intervention was nearly eight million forints and financed by the PTE
Chancellery. Preparations for further surgeries are already underway,
yet adequate funding is essential in support of those patients waiting,
and a detailed cost-effectiveness analysis has been carried out by the
PTE's Health Technology Assessment Center.
“When applying for a new type of intervention, it must be
substantiated in which the cost, or financial burden is not unbearably
high, and in going forth with the procedure, patients within reason, can
expect some increase in the quality of life and their life expectancy.
The analysis of the existing data revealed the life expectancy of
epileptic patients will be significantly longer with the SEEG (6-7 years
more) and their quality of life will undergo significant improvement,
at relatively low costs. In quantification, this means we can provide
the patient with a full-quality life span at the expense of nearly one
and a half million forints, which is far below the 9 million cost limit
prescribed by law,” states Dr. Antal Zemplényi, Head of the Health
Technology Assessment Center.
The calculation was also confirmed by the national professional
organizations, and the application for funding is awaiting ministerial
judgement. In the event of a favorable evaluation, a total of 48
interventions will be carried out annually, and performed in the two
Hungarian centers. "A genuine innovation is a social benefit, and the
introduction of SEEG throughout Hungary can be a model in this respect,"
offers Dr. Tamás Dóczi, Academician, Head of the Clinical Research
Pillar of the National Brain Research Program. "Of course, there will be

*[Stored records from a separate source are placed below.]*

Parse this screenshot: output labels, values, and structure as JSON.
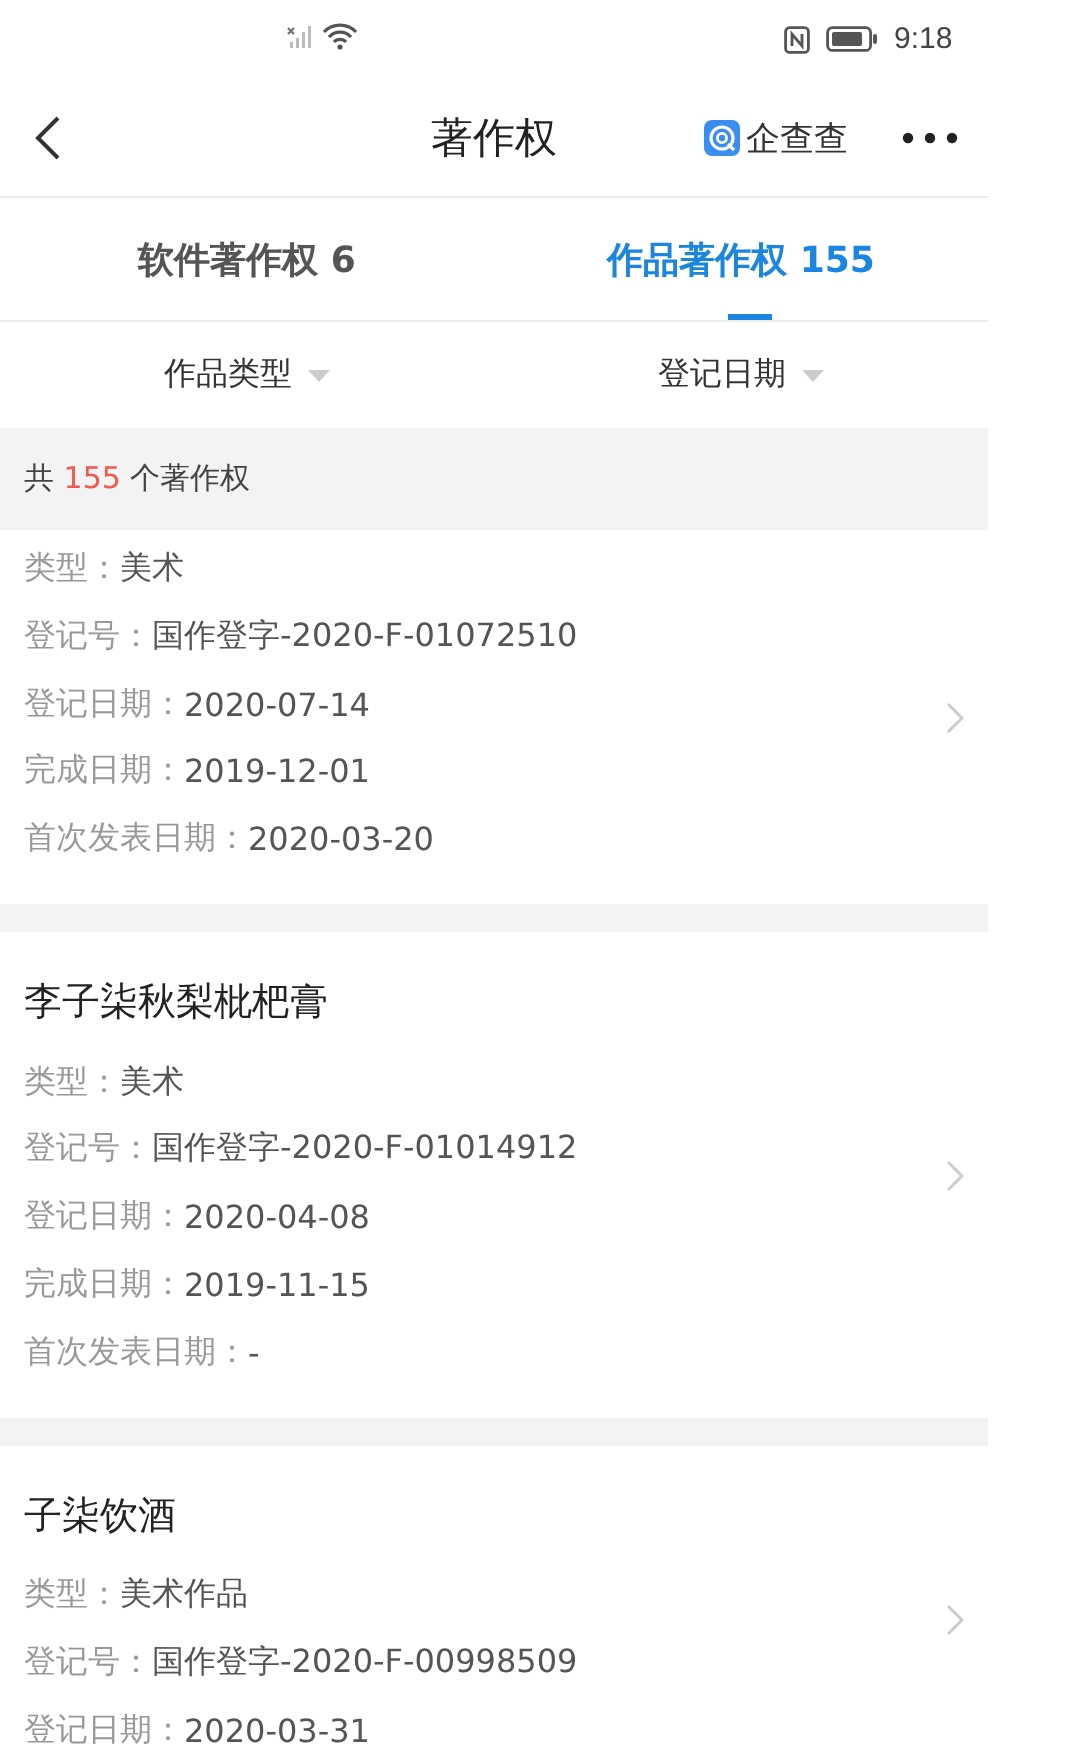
{
  "status_bar": {
    "time": "9:18"
  },
  "header": {
    "title": "著作权",
    "brand": "企查查"
  },
  "tabs": [
    {
      "label": "软件著作权",
      "count": "6",
      "selected": false
    },
    {
      "label": "作品著作权",
      "count": "155",
      "selected": true
    }
  ],
  "filters": [
    "作品类型",
    "登记日期"
  ],
  "summary": {
    "prefix": "共",
    "count": "155",
    "suffix": "个著作权"
  },
  "records": [
    {
      "fields": [
        {
          "label": "类型：",
          "value": "美术"
        },
        {
          "label": "登记号：",
          "value": "国作登字-2020-F-01072510"
        },
        {
          "label": "登记日期：",
          "value": "2020-07-14"
        },
        {
          "label": "完成日期：",
          "value": "2019-12-01"
        },
        {
          "label": "首次发表日期：",
          "value": "2020-03-20"
        }
      ]
    },
    {
      "title": "李子柒秋梨枇杷膏",
      "fields": [
        {
          "label": "类型：",
          "value": "美术"
        },
        {
          "label": "登记号：",
          "value": "国作登字-2020-F-01014912"
        },
        {
          "label": "登记日期：",
          "value": "2020-04-08"
        },
        {
          "label": "完成日期：",
          "value": "2019-11-15"
        },
        {
          "label": "首次发表日期：",
          "value": "-"
        }
      ]
    },
    {
      "title": "子柒饮酒",
      "fields": [
        {
          "label": "类型：",
          "value": "美术作品"
        },
        {
          "label": "登记号：",
          "value": "国作登字-2020-F-00998509"
        },
        {
          "label": "登记日期：",
          "value": "2020-03-31"
        }
      ]
    }
  ]
}
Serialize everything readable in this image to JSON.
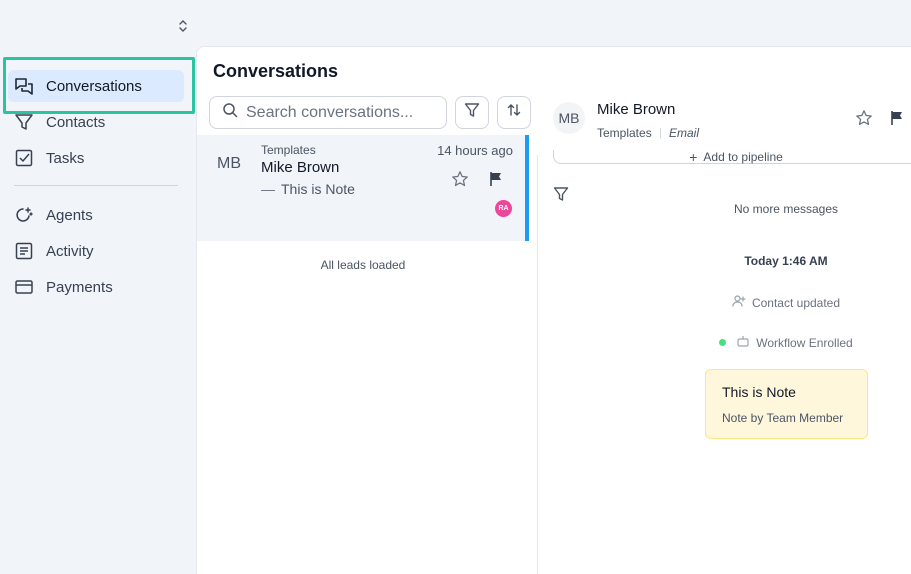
{
  "sidebar": {
    "nav": [
      {
        "label": "Conversations",
        "icon": "chat-bubbles-icon",
        "active": true
      },
      {
        "label": "Contacts",
        "icon": "funnel-icon",
        "active": false
      },
      {
        "label": "Tasks",
        "icon": "checkbox-icon",
        "active": false
      },
      {
        "label": "Agents",
        "icon": "agents-icon",
        "active": false
      },
      {
        "label": "Activity",
        "icon": "list-icon",
        "active": false
      },
      {
        "label": "Payments",
        "icon": "credit-card-icon",
        "active": false
      }
    ]
  },
  "conversations": {
    "title": "Conversations",
    "search_placeholder": "Search conversations...",
    "items": [
      {
        "initials": "MB",
        "source": "Templates",
        "name": "Mike Brown",
        "preview": "This is Note",
        "time": "14 hours ago",
        "assignee": "RA"
      }
    ],
    "footer": "All leads loaded"
  },
  "detail": {
    "initials": "MB",
    "name": "Mike Brown",
    "source": "Templates",
    "channel": "Email",
    "pipeline_label": "Add to pipeline",
    "no_more_messages": "No more messages",
    "day_marker": "Today 1:46 AM",
    "events": [
      "Contact updated",
      "Workflow Enrolled"
    ],
    "note": {
      "title": "This is Note",
      "author": "Note by Team Member"
    }
  },
  "colors": {
    "accent": "#1d9bf0",
    "active_nav": "#dbeafe",
    "highlight": "#2bc4a0",
    "note_bg": "#fef7dc",
    "assignee_badge": "#ec4899"
  }
}
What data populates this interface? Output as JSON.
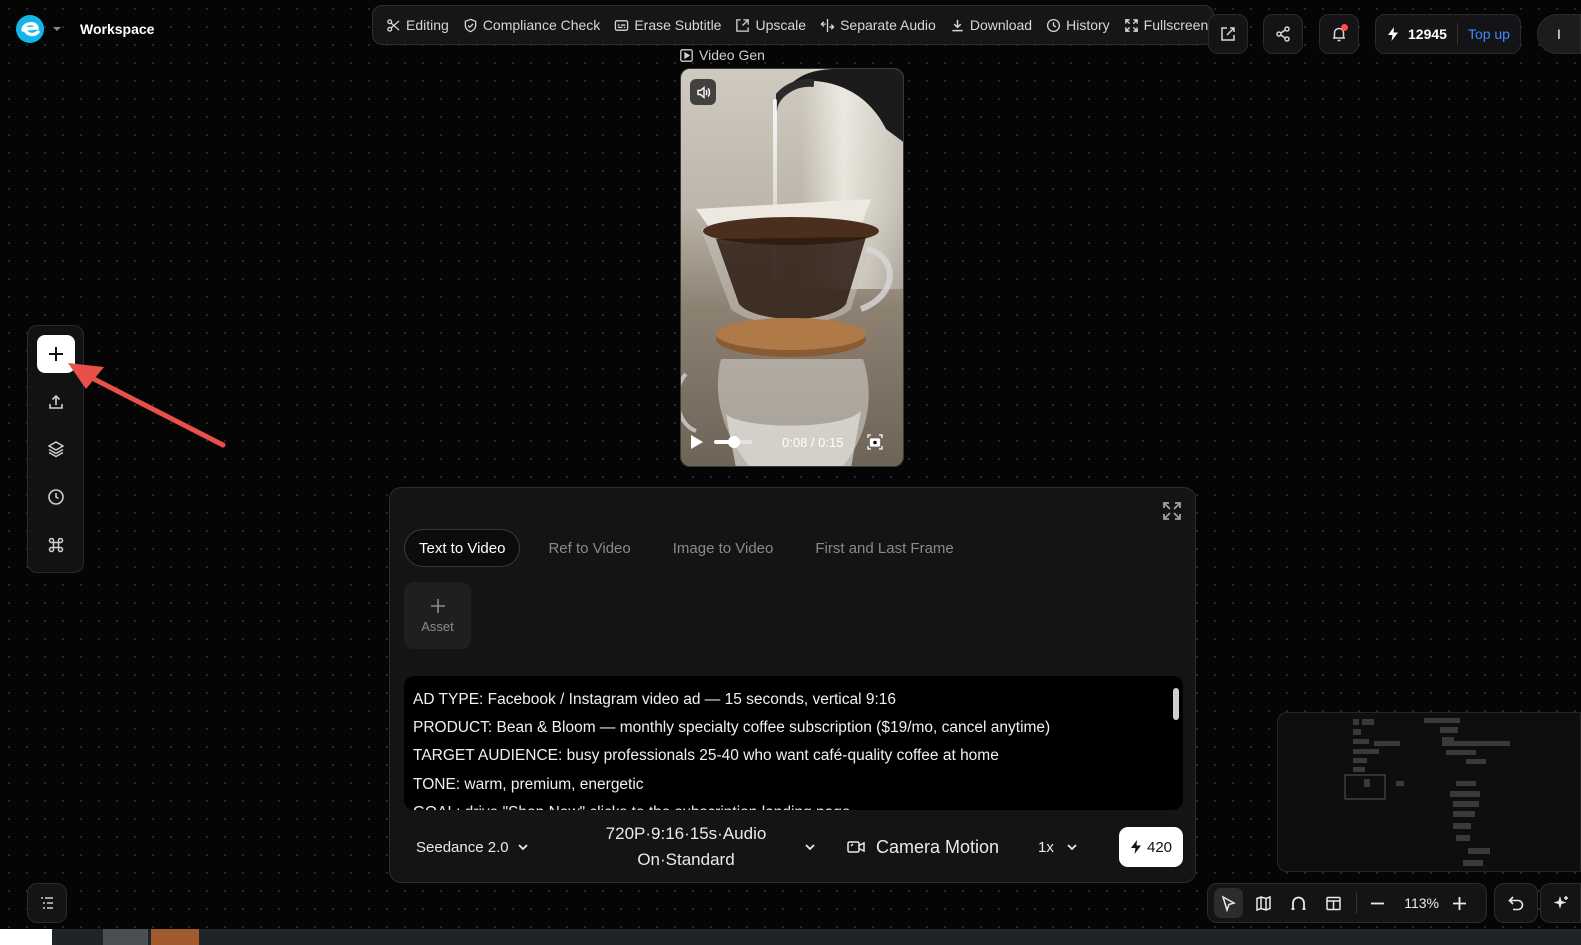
{
  "workspace": {
    "title": "Workspace"
  },
  "toolbar": {
    "items": [
      {
        "label": "Editing",
        "icon": "scissors-icon"
      },
      {
        "label": "Compliance Check",
        "icon": "shield-check-icon"
      },
      {
        "label": "Erase Subtitle",
        "icon": "subtitle-icon"
      },
      {
        "label": "Upscale",
        "icon": "upscale-icon"
      },
      {
        "label": "Separate Audio",
        "icon": "separate-audio-icon"
      },
      {
        "label": "Download",
        "icon": "download-icon"
      },
      {
        "label": "History",
        "icon": "clock-icon"
      },
      {
        "label": "Fullscreen",
        "icon": "fullscreen-icon"
      }
    ]
  },
  "header": {
    "credits": "12945",
    "topup_label": "Top up",
    "avatar_initial": "I"
  },
  "node": {
    "label": "Video Gen",
    "video": {
      "timecode": "0:08 / 0:15",
      "progress_fraction": 0.53
    }
  },
  "panel": {
    "tabs": [
      {
        "label": "Text to Video",
        "active": true
      },
      {
        "label": "Ref to Video",
        "active": false
      },
      {
        "label": "Image to Video",
        "active": false
      },
      {
        "label": "First and Last Frame",
        "active": false
      }
    ],
    "asset_label": "Asset",
    "prompt_lines": [
      "AD TYPE: Facebook / Instagram video ad — 15 seconds, vertical 9:16",
      "PRODUCT: Bean & Bloom — monthly specialty coffee subscription ($19/mo, cancel anytime)",
      "TARGET AUDIENCE: busy professionals 25-40 who want café-quality coffee at home",
      "TONE: warm, premium, energetic",
      "GOAL: drive \"Shop Now\" clicks to the subscription landing page"
    ],
    "model": "Seedance 2.0",
    "spec_line1": "720P·9:16·15s·Audio",
    "spec_line2": "On·Standard",
    "camera_label": "Camera Motion",
    "speed": "1x",
    "cost": "420"
  },
  "canvas": {
    "zoom": "113%"
  },
  "colors": {
    "accent": "#3d8bff",
    "notification": "#ff4d4d",
    "arrow": "#e8504a",
    "logo": "#12b6e8"
  }
}
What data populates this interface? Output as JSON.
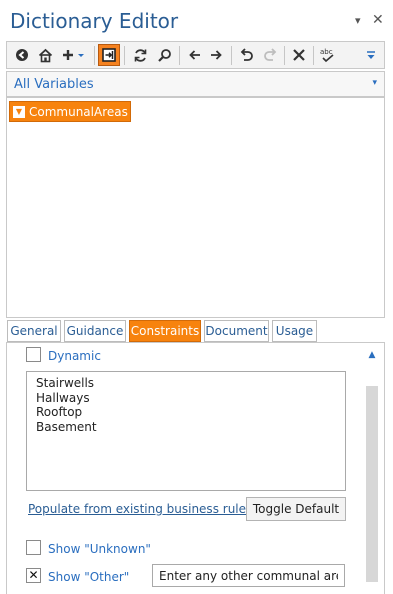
{
  "panel": {
    "title": "Dictionary Editor",
    "controls": {
      "menu_glyph": "▾",
      "close_glyph": "✕"
    }
  },
  "toolbar": {
    "items": [
      {
        "icon": "back-circle-icon",
        "glyph": "◄"
      },
      {
        "icon": "home-icon",
        "glyph": "⌂"
      },
      {
        "icon": "add-icon",
        "glyph": "+▾"
      },
      {
        "icon": "insert-variable-icon",
        "state": "active"
      },
      {
        "icon": "refresh-icon",
        "glyph": "↻"
      },
      {
        "icon": "search-icon",
        "glyph": "⌕"
      },
      {
        "icon": "arrow-left-icon",
        "glyph": "←"
      },
      {
        "icon": "arrow-right-icon",
        "glyph": "→"
      },
      {
        "icon": "undo-icon",
        "glyph": "↶"
      },
      {
        "icon": "redo-icon",
        "glyph": "↷",
        "state": "disabled"
      },
      {
        "icon": "delete-icon",
        "glyph": "✕"
      },
      {
        "icon": "spellcheck-icon",
        "glyph": "abc"
      },
      {
        "icon": "overflow-icon",
        "glyph": "▾"
      }
    ]
  },
  "variable_filter": {
    "selected": "All Variables",
    "arrow": "▾"
  },
  "tree": {
    "selected_node": "CommunalAreas",
    "node_icon_glyph": "▼"
  },
  "tabs": [
    {
      "label": "General"
    },
    {
      "label": "Guidance"
    },
    {
      "label": "Constraints",
      "active": true
    },
    {
      "label": "Document"
    },
    {
      "label": "Usage"
    }
  ],
  "constraints": {
    "dynamic": {
      "label": "Dynamic",
      "checked": false
    },
    "values": [
      "Stairwells",
      "Hallways",
      "Rooftop",
      "Basement"
    ],
    "populate_link": "Populate from existing business rules",
    "toggle_default_label": "Toggle Default",
    "show_unknown": {
      "label": "Show \"Unknown\"",
      "checked": false
    },
    "show_other": {
      "label": "Show \"Other\"",
      "checked": true,
      "mark": "✕"
    },
    "other_prompt_value": "Enter any other communal areas"
  },
  "scroll": {
    "up_glyph": "▲"
  }
}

no Nobel Prize, yet we can help thousands of untreatable patients thus
far, and this is real medical innovation."